Safety and Subjective Sleep Effects of Ramelteon Administration in Adults and Older Adults With Chronic Primary Insomnia: A 1-Year, Open-Label Study
J Clin Psychiatry 2009;70(4):467-476
© Copyright 2016 Physicians Postgraduate Press, Inc.
Purchase This PDF for $40.00
If you are not a paid subscriber, you may purchase the PDF.
(You'll need the free Adobe Acrobat Reader.)
Receive immediate full-text access to JCP. You can subscribe to JCP online-only ($86) or print + online ($156 individual).
With your subscription, receive a free PDF collection of the NCDEU Festschrift articles. Hurry! This offer ends December 31, 2011.
If you are a paid subscriber to JCP and do not yet have a username and password, activate your subscription now.
As a paid subscriber who has activated your subscription, you have access to the HTML and PDF versions of this item.

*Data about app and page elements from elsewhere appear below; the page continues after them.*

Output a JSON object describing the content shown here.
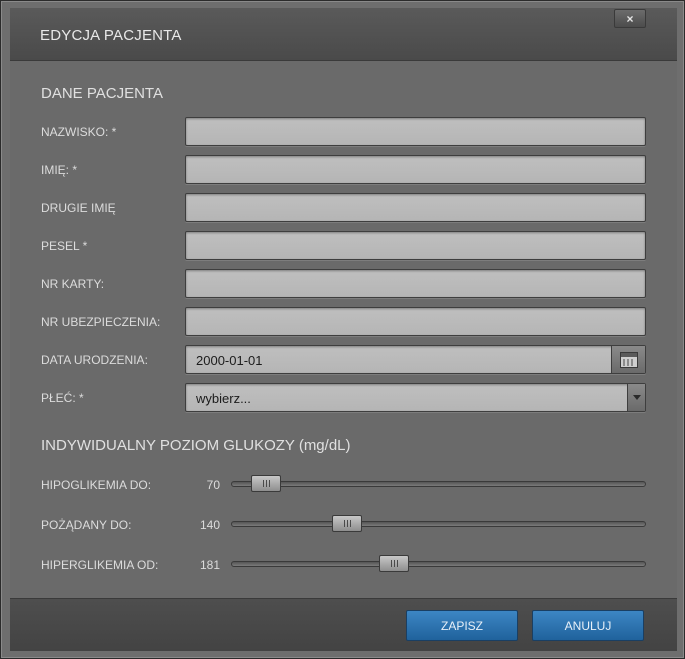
{
  "dialog": {
    "title": "EDYCJA PACJENTA",
    "close_label": "×"
  },
  "patient": {
    "section_title": "DANE PACJENTA",
    "fields": [
      {
        "label": "NAZWISKO: *",
        "value": ""
      },
      {
        "label": "IMIĘ: *",
        "value": ""
      },
      {
        "label": "DRUGIE IMIĘ",
        "value": ""
      },
      {
        "label": "PESEL *",
        "value": ""
      },
      {
        "label": "NR KARTY:",
        "value": ""
      },
      {
        "label": "NR UBEZPIECZENIA:",
        "value": ""
      }
    ],
    "birth_date": {
      "label": "DATA URODZENIA:",
      "value": "2000-01-01"
    },
    "sex": {
      "label": "PŁEĆ: *",
      "value": "wybierz..."
    }
  },
  "glucose": {
    "section_title": "INDYWIDUALNY POZIOM GLUKOZY (mg/dL)",
    "slider_min": 40,
    "slider_max": 400,
    "sliders": [
      {
        "label": "HIPOGLIKEMIA DO:",
        "value": "70"
      },
      {
        "label": "POŻĄDANY DO:",
        "value": "140"
      },
      {
        "label": "HIPERGLIKEMIA OD:",
        "value": "181"
      }
    ]
  },
  "footer": {
    "save_label": "ZAPISZ",
    "cancel_label": "ANULUJ"
  },
  "colors": {
    "accent_button": "#2a6fae",
    "panel": "#6a6a6a",
    "header": "#4f4f4f"
  }
}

Click here to login.
Did you forget your password?
Still can't log in? Contact the Circulation Department at 1-800-489-1001 x4 or send email
Objective: To evaluate the long-term safety and subjective sleep effects of ramelteon in adults with chronic insomnia.
Method: Subjects with primary insomnia (DSM-IV-TR criteria) for ≥ 3 months received ramelteon nightly for 1 year; a 3-day placebo run out followed. Subjects aged ≥ 65 years received open-label ramelteon 8 mg (N = 248); those aged 18 to 64 years received ramelteon 16 mg (N = 965). Subjects completed sleep diaries and returned to the clinic at week 1 and at months 1, 2, 3, 4, 6, 8, 10, and 12 for safety assessments and investigator-performed Clinical Global Impressions. The study was conducted from February 2003 through September 2004.
Results: There were no noteworthy changes in vital signs, physical examinations, clinical chemistry, hematology, or urinalysis values and no electrocardiogram changes to suggest adverse cardiac effects. Endocrine values remained within normal range throughout treatment. Consistent statistically significant (p ≥.05) decreases in free thyroxine (in adults) and free testosterone (in older men) were detected. Duration of menses increased by approximately 1 day. A total of 40.8% of subjects reported at least 1 adverse event possibly associated with ramelteon use. The adverse events reported varied considerably, the incidence of individual adverse events was low, and the frequencies of adverse events were similar at months 6 and 12. In both groups, subjective sleep latency and total sleep time improved by month 1 and was sustained during the 1-year period. At 6 months and 1 year, Clinical Global Impressions indices were improved. During placebo run out, subjective sleep latency did increase but did not return to baseline.
Conclusion: Year-long administration of ramelteon was well tolerated. Ramelteon was associated with sustained improvements in subjective sleep latency, subjective total sleep time, and Clinical Global Impressions.
Trial Registration: clinicaltrials.gov Identifier: NCT00671086